Exercise goal: Would you return all of this data exactly, leaving nothing out?

Supplied material:
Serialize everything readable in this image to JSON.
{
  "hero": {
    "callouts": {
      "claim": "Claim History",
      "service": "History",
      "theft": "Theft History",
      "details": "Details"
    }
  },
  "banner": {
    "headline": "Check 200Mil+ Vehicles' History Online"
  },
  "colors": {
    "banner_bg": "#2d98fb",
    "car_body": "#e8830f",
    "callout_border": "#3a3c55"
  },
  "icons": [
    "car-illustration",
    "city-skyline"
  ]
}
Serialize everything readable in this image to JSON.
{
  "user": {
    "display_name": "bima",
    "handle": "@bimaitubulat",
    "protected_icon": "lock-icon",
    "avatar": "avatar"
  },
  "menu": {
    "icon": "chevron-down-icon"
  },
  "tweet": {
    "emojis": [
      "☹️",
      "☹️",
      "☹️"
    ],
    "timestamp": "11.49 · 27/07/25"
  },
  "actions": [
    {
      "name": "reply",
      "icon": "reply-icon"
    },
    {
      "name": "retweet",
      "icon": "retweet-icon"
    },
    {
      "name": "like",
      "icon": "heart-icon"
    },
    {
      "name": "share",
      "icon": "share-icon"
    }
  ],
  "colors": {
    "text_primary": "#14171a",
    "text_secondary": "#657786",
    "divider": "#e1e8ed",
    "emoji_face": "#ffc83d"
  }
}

Written reply:
Serialize everything readable in this image to JSON.
{
  "hero": {
    "callouts": {
      "claim": "Claim History",
      "service": "History",
      "theft": "Theft History",
      "details": "Details"
    }
  },
  "banner": {
    "headline": "Check 200Mil+ Vehicles' History Online"
  },
  "colors": {
    "banner_bg": "#2d98fb",
    "car_body": "#e8830f",
    "callout_border": "#3a3c55"
  },
  "icons": [
    "car-illustration",
    "city-skyline"
  ]
}
Serialize everything readable in this image to JSON.
{
  "user": {
    "display_name": "bima",
    "handle": "@bimaitubulat",
    "protected_icon": "lock-icon",
    "avatar": "avatar"
  },
  "menu": {
    "icon": "chevron-down-icon"
  },
  "tweet": {
    "emojis": [
      "☹️",
      "☹️",
      "☹️"
    ],
    "timestamp": "11.49 · 27/07/25"
  },
  "actions": [
    {
      "name": "reply",
      "icon": "reply-icon"
    },
    {
      "name": "retweet",
      "icon": "retweet-icon"
    },
    {
      "name": "like",
      "icon": "heart-icon"
    },
    {
      "name": "share",
      "icon": "share-icon"
    }
  ],
  "colors": {
    "text_primary": "#14171a",
    "text_secondary": "#657786",
    "divider": "#e1e8ed",
    "emoji_face": "#ffc83d"
  }
}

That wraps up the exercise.